THE CIVILIAN RESERVE AIR FLEET: A STOCKPILE MODEL?
One example of a U.S. government program that seeks to maintain surge capacity for military crises in ways broadly analogous to materials stockpiling is the Civilian Reserve Air Fleet (CRAF). The CRAF involves commitments by U.S. airlines (both passenger and cargo carriers) to provide airlift capacity (cargo, passenger, and medevac services) to the U.S. military on relatively short notice (24-48 hours). Airline companies are required to convert their aircraft to meet specific military requirements within this period of time. Although the carriers continue to operate the aircraft, the Air Force Air Mobility Command (AMC) controls the aircraft during mobilization of the CRAF. The CRAF is organized into three broad segments: international, domestic, and aeromedical services.
Airlines participating in the CRAF do not receive any direct payments for maintaining aircraft that can be converted on short notice to meet military requirements. Instead, their participation is rewarded by eligibility for peacetime military air transportation contracts. For FY2005, CRAF carriers were guaranteed contracts worth $418 million by the Air Force, and the Air Force AMC estimated that an additional $1.5 billion in contracts for transportation services would be awarded to participating airlines, although these commitments were not guaranteed.
CRAF has been activated only twice in its 54-year history: in the 1991 Desert Storm action (August 1990-May 1991) and during the U.S. military action in Iraq (February-June 2003). As of April 2005, 40 carriers and 1,126 aircraft were enrolled in CRAF, more than 1,000 of them in the international segment of the program.
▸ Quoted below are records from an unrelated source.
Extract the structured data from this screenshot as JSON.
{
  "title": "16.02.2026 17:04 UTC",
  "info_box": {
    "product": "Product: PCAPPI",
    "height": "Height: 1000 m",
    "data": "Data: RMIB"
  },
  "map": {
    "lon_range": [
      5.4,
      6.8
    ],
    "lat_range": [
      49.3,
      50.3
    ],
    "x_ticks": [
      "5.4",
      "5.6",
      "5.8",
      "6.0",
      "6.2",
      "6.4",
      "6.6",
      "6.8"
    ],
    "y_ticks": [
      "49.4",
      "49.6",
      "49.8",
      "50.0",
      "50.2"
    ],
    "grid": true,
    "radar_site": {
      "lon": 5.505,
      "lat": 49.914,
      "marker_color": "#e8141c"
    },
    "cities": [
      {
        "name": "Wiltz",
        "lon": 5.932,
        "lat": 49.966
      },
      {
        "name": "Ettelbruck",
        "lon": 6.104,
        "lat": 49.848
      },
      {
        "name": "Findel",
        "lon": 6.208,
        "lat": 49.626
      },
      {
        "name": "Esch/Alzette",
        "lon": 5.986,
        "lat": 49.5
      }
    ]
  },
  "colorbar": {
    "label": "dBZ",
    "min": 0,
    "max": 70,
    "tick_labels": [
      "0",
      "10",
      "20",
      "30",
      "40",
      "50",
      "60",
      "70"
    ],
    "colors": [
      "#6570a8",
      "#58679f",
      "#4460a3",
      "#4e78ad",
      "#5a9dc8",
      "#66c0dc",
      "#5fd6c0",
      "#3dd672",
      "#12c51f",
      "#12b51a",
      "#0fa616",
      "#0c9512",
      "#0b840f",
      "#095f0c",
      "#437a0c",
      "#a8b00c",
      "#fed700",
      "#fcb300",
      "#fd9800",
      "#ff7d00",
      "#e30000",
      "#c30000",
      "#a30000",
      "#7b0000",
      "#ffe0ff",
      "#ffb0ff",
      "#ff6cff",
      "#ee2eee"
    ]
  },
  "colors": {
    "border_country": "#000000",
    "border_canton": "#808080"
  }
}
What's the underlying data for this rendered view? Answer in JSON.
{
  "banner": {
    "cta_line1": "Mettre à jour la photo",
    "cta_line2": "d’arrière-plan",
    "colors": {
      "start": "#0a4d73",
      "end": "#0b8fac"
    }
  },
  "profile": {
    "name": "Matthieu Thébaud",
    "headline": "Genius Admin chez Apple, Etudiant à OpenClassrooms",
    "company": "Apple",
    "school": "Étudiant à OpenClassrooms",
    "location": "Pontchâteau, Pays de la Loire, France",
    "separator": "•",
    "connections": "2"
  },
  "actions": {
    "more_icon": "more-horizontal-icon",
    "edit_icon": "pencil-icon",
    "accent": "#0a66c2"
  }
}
CRAF provides surge capacity for the military services at a much lower cost than they could provide it for themselves. Nevertheless, the financial instability that afflicts the U.S. airline industry and the growing military interest in transport aircraft that can operate in more primitive landing facilities (shorter runways, poor instrumentation, etc.) are leading the military to consider alternatives to CRAF for what is likely to be the larger surge capacity required for military airlift operations. For their part, carriers have complained about the occasional failure of the military services to use their aircraft once the equipment has been activated and converted to military specifications, because they are directly compensated only when their aircraft are used for airlift. They have also complained that the military services do not pay enough to fully compensate them for use of their equipment.